■ What you will do
For the string "JSON", count the lines in the records below that contain it. Answer with that number alone.

--- Material supplied ---

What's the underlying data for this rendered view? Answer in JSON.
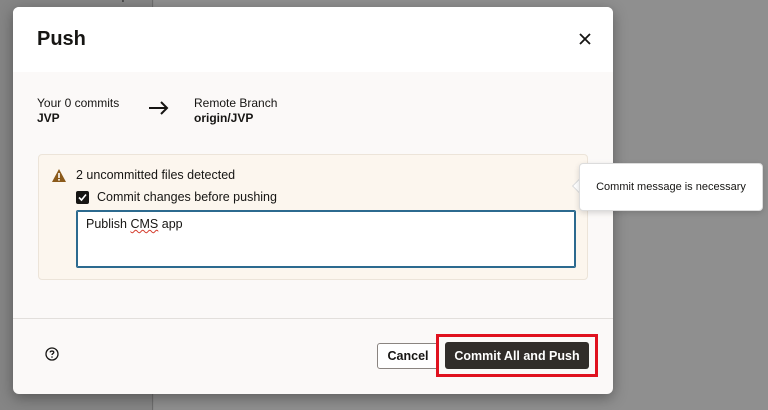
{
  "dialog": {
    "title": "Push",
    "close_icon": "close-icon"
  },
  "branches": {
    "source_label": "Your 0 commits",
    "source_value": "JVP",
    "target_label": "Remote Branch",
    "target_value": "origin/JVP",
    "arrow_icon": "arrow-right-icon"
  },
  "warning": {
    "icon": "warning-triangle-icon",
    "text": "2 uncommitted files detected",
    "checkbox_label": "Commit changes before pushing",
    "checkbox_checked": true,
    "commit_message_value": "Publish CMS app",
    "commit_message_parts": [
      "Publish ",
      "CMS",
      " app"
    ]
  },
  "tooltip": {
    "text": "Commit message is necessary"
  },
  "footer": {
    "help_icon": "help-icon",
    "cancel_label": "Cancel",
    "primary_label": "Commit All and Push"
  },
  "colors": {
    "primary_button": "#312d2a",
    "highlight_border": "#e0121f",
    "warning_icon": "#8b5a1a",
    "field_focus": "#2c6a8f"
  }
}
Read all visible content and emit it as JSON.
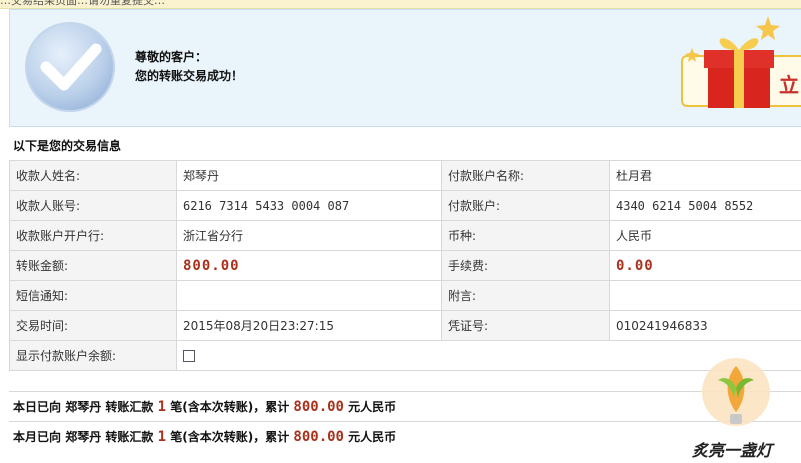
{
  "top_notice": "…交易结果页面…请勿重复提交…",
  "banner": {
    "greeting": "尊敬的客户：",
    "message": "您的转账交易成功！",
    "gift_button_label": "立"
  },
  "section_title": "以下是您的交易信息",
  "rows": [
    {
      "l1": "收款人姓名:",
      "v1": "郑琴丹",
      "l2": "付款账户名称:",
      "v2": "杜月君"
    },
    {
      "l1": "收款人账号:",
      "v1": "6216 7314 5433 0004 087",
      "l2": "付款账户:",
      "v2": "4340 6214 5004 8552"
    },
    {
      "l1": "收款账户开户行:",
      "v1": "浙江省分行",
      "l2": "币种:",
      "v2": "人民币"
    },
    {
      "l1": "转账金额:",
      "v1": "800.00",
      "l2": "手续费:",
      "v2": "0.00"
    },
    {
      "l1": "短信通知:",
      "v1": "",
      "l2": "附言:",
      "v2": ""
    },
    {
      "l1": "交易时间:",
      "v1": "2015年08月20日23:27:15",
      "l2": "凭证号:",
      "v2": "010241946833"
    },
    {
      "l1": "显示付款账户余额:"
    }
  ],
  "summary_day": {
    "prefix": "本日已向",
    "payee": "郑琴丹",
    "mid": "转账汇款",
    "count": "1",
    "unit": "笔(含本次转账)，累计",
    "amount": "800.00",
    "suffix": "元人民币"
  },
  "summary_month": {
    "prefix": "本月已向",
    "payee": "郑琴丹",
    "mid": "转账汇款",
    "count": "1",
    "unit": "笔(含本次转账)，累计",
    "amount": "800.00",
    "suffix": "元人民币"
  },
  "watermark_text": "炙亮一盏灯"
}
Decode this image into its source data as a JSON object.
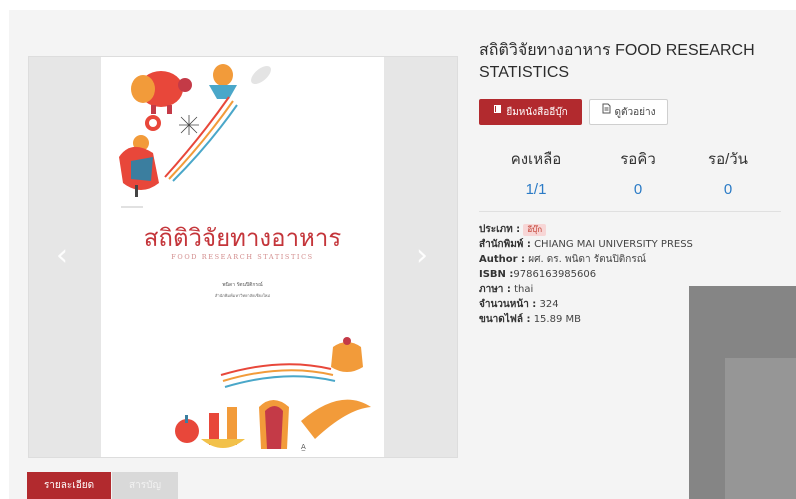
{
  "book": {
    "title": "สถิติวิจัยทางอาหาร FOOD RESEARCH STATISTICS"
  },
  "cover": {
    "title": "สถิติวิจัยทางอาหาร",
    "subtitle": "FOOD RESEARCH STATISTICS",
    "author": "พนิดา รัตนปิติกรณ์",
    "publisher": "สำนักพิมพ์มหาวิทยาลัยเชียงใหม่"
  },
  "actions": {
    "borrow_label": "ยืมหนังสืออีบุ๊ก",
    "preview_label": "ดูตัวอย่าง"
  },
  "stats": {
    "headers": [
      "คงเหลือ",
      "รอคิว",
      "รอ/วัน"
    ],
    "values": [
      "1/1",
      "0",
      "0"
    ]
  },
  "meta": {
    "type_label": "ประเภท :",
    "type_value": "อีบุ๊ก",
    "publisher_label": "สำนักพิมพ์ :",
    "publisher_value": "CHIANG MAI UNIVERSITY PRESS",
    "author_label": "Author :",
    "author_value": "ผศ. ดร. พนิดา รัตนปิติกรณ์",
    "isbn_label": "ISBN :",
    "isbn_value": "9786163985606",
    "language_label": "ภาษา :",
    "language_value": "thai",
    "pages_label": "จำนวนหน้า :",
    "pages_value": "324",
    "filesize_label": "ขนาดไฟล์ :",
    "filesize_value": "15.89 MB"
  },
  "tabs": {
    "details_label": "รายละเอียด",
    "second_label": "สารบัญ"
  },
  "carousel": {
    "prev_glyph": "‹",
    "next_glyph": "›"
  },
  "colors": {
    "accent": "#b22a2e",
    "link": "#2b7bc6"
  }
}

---
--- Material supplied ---

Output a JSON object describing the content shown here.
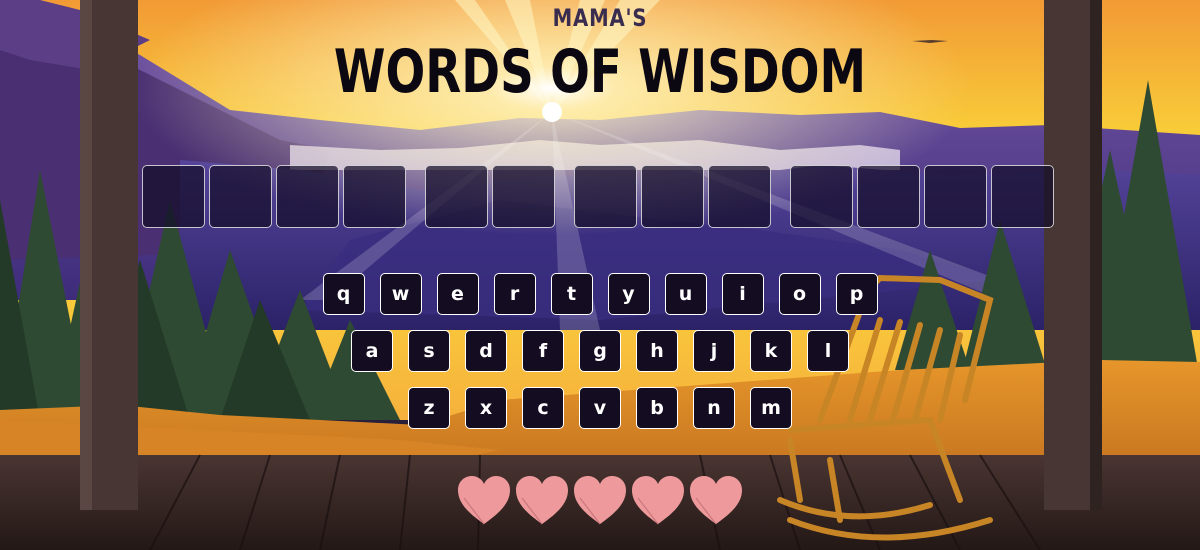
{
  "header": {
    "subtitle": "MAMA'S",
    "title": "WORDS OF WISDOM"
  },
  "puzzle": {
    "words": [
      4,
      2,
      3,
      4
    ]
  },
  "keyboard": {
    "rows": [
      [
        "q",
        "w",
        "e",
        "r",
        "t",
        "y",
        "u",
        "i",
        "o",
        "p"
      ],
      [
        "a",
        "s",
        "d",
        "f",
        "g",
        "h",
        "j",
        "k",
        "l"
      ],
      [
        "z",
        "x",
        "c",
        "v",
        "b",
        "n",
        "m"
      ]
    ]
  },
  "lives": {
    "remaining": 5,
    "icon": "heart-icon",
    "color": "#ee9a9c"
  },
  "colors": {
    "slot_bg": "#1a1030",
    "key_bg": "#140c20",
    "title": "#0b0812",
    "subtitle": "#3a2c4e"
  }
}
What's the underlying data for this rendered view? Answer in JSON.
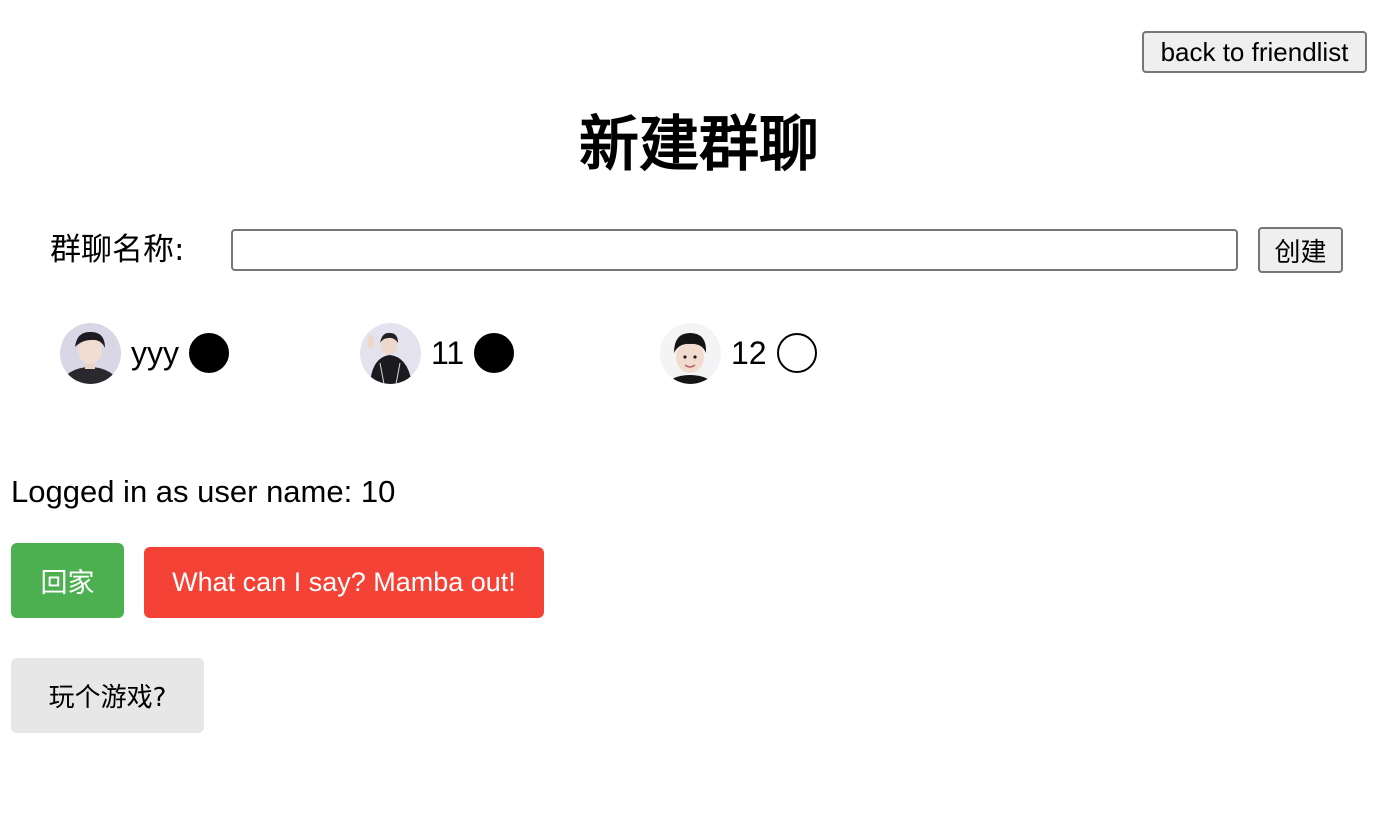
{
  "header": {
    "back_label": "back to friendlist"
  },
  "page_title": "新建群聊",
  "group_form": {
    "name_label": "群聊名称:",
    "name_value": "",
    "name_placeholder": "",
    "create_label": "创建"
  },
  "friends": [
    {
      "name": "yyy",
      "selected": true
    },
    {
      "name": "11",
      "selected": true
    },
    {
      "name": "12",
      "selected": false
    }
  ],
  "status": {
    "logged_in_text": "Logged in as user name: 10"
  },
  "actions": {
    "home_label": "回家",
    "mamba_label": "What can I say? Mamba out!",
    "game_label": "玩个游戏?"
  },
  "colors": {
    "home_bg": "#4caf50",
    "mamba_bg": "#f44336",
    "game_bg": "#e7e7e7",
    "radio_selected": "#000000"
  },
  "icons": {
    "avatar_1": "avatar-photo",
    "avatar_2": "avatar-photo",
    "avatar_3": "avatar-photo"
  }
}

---
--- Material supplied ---

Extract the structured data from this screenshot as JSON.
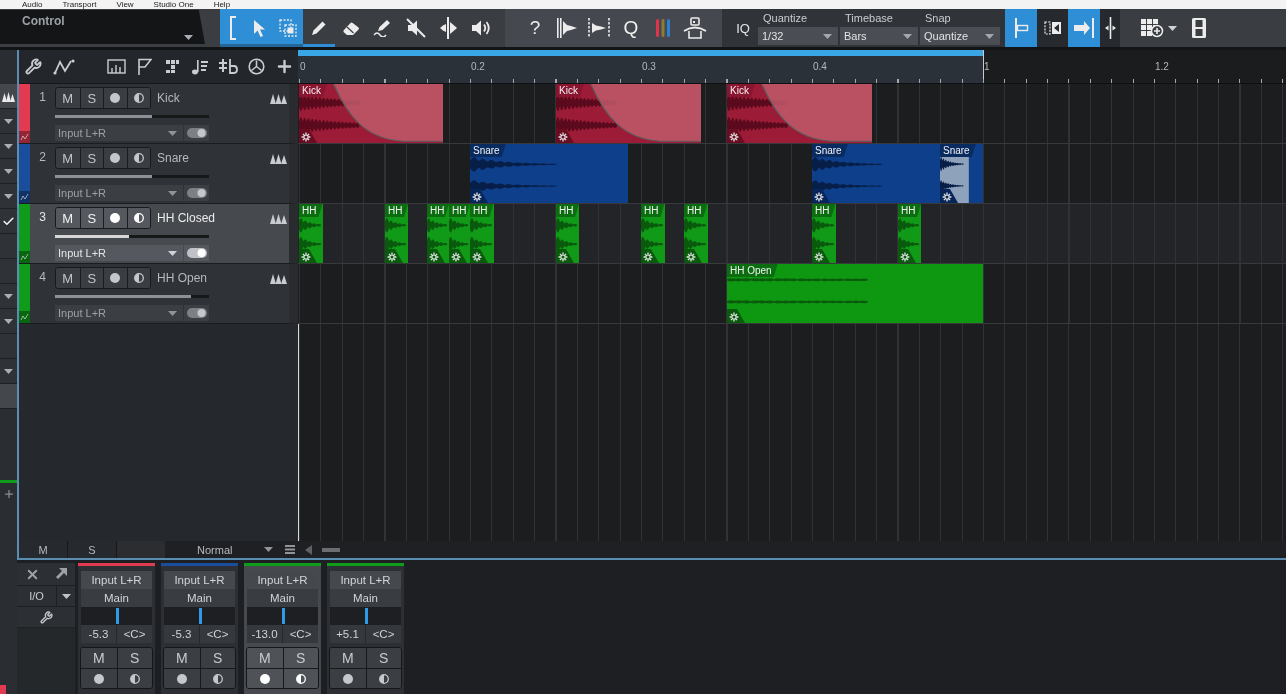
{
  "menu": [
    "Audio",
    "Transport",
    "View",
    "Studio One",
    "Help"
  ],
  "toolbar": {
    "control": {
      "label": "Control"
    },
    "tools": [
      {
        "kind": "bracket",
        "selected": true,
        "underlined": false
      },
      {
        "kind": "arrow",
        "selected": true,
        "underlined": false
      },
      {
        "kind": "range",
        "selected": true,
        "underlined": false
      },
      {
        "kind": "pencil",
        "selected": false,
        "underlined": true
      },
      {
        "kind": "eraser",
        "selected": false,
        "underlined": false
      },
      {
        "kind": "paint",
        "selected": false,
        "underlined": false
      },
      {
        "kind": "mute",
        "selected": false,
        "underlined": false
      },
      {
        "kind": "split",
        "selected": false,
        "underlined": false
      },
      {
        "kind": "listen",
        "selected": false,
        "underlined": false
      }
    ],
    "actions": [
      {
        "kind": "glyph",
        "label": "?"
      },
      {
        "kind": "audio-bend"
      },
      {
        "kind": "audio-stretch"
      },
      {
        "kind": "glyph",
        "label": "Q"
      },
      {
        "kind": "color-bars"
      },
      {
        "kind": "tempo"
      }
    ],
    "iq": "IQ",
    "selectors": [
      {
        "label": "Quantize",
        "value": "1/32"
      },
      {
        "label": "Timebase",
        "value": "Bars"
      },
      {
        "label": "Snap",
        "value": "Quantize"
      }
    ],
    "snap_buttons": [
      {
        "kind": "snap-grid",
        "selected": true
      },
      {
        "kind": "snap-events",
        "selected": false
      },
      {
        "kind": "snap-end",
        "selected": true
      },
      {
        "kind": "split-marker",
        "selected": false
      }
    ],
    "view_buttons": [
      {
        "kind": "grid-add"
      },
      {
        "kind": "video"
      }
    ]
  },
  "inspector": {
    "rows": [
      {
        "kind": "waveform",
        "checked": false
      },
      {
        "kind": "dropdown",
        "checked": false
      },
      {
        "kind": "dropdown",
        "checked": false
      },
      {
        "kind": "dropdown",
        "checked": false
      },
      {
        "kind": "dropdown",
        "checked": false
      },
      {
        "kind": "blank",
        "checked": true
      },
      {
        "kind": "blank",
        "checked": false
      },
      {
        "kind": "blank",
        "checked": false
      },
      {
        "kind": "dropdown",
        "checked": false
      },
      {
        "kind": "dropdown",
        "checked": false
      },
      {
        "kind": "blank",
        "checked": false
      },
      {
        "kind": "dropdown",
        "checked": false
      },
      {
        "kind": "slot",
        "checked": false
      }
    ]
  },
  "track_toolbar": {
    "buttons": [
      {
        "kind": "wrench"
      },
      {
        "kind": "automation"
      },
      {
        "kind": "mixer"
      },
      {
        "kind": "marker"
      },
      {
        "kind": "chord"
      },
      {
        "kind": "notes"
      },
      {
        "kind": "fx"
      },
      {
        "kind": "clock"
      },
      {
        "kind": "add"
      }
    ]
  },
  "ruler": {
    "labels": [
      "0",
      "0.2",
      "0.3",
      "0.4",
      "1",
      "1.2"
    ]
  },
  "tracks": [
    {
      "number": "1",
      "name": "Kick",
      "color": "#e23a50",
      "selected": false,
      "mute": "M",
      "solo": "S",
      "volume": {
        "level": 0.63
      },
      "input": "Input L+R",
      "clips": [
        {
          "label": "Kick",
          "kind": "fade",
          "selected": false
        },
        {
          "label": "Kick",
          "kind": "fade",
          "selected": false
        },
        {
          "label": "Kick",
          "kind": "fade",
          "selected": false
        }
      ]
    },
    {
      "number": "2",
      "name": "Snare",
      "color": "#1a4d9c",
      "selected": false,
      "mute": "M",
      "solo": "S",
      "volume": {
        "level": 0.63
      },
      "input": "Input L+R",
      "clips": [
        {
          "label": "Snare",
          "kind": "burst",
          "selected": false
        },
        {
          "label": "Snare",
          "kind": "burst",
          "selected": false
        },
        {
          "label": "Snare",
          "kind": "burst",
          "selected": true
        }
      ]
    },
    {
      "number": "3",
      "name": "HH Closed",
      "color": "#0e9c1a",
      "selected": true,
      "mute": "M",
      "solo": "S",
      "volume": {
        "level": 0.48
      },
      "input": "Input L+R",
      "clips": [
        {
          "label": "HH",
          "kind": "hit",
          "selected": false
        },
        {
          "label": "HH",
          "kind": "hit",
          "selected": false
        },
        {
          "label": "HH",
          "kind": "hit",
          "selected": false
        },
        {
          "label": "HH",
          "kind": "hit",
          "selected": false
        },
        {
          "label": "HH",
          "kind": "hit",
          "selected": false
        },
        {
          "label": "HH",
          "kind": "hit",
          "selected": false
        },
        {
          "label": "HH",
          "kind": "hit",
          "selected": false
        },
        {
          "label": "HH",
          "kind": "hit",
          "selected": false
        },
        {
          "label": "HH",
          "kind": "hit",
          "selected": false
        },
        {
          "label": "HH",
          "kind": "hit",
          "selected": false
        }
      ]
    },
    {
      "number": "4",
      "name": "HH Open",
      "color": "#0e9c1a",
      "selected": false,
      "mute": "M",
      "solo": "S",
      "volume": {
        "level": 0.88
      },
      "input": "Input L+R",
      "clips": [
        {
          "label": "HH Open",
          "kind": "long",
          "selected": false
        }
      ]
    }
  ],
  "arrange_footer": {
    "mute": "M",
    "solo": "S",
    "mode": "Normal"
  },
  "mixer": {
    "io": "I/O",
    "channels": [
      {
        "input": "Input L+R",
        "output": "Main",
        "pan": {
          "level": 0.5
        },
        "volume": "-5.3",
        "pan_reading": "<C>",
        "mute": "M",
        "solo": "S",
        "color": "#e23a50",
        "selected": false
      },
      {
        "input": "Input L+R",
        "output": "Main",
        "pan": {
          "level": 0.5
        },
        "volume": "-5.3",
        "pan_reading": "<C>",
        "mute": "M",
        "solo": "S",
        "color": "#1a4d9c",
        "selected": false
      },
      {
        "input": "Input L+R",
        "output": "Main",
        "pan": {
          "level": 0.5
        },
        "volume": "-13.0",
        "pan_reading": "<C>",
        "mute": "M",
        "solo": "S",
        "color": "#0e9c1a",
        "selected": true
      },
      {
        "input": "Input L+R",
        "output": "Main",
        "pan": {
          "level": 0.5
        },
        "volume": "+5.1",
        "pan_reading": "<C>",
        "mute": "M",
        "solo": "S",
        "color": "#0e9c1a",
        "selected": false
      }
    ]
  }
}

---

■ Written solution
6